● **Your objective**
The lines below that include the word "color" are to be reported.

● **Task input**
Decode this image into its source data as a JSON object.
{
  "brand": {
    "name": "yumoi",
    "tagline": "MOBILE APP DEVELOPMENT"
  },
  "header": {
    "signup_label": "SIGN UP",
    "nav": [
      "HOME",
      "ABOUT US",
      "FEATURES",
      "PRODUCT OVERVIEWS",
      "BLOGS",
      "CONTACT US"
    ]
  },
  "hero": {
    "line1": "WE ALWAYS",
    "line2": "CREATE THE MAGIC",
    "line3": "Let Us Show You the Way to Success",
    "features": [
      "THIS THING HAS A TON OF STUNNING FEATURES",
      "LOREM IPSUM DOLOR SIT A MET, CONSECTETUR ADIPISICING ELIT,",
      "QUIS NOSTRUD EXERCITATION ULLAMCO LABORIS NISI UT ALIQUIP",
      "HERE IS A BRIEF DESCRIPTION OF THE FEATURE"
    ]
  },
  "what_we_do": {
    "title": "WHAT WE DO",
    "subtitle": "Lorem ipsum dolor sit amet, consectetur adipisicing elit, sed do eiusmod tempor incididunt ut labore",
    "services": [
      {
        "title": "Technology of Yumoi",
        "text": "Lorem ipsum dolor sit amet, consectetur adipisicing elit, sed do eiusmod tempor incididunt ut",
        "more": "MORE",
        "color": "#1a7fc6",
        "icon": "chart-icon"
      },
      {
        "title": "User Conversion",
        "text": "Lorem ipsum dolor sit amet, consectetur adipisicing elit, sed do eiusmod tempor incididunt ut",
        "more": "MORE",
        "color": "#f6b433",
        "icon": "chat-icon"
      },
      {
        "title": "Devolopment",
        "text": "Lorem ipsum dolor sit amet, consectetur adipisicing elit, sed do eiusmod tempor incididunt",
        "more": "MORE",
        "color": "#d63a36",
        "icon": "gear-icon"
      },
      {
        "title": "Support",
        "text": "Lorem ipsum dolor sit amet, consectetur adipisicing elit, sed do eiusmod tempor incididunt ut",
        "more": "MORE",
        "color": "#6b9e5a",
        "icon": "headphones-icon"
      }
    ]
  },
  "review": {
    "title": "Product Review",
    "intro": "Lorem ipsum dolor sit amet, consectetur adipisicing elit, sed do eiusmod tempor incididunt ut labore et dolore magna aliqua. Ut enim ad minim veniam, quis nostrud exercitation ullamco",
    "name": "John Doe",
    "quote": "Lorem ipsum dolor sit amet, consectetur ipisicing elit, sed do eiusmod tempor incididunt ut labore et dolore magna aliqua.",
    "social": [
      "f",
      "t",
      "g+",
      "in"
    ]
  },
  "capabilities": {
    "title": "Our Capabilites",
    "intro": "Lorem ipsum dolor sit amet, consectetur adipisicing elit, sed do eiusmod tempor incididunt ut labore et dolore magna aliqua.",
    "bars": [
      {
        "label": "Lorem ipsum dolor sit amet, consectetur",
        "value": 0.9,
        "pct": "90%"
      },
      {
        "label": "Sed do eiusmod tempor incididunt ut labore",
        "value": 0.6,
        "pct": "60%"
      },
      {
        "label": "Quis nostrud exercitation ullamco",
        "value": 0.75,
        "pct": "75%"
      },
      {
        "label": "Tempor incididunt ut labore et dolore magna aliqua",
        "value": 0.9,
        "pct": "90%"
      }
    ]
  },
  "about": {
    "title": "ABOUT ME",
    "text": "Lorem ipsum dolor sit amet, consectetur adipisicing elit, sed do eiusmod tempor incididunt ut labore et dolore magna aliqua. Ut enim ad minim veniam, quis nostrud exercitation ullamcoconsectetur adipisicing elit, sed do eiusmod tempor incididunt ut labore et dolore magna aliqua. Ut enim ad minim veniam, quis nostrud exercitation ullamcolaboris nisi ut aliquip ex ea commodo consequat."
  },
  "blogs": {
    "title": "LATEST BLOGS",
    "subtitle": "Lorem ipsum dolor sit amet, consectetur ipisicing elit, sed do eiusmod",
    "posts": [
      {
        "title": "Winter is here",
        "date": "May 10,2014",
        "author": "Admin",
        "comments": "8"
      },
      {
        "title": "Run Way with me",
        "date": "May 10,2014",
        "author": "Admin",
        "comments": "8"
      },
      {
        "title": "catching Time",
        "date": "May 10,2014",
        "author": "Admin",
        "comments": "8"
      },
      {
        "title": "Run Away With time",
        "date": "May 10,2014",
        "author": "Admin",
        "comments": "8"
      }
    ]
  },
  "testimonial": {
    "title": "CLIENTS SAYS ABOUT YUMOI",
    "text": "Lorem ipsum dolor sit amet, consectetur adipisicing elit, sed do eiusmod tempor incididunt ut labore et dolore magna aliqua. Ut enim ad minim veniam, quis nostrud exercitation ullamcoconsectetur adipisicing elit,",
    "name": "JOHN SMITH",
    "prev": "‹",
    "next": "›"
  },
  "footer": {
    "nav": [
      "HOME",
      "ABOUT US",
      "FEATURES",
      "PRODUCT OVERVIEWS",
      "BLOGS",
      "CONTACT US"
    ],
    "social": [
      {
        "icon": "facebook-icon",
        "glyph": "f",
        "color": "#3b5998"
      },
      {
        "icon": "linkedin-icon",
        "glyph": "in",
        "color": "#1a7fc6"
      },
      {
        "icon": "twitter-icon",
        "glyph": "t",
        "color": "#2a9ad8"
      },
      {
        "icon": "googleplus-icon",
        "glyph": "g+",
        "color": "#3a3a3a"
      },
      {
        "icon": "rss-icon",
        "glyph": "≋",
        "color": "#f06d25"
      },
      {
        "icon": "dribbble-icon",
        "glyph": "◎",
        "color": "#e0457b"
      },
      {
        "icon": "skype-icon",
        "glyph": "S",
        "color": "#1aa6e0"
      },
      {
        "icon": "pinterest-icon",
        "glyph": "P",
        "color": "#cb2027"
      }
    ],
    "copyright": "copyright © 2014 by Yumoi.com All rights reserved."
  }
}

● **Worked solution**
        "color": "#1a7fc6",
        "color": "#f6b433",
        "color": "#d63a36",
        "color": "#6b9e5a",
        "color": "#3b5998"
        "color": "#1a7fc6"
        "color": "#2a9ad8"
        "color": "#3a3a3a"
        "color": "#f06d25"
        "color": "#e0457b"
        "color": "#1aa6e0"
        "color": "#cb2027"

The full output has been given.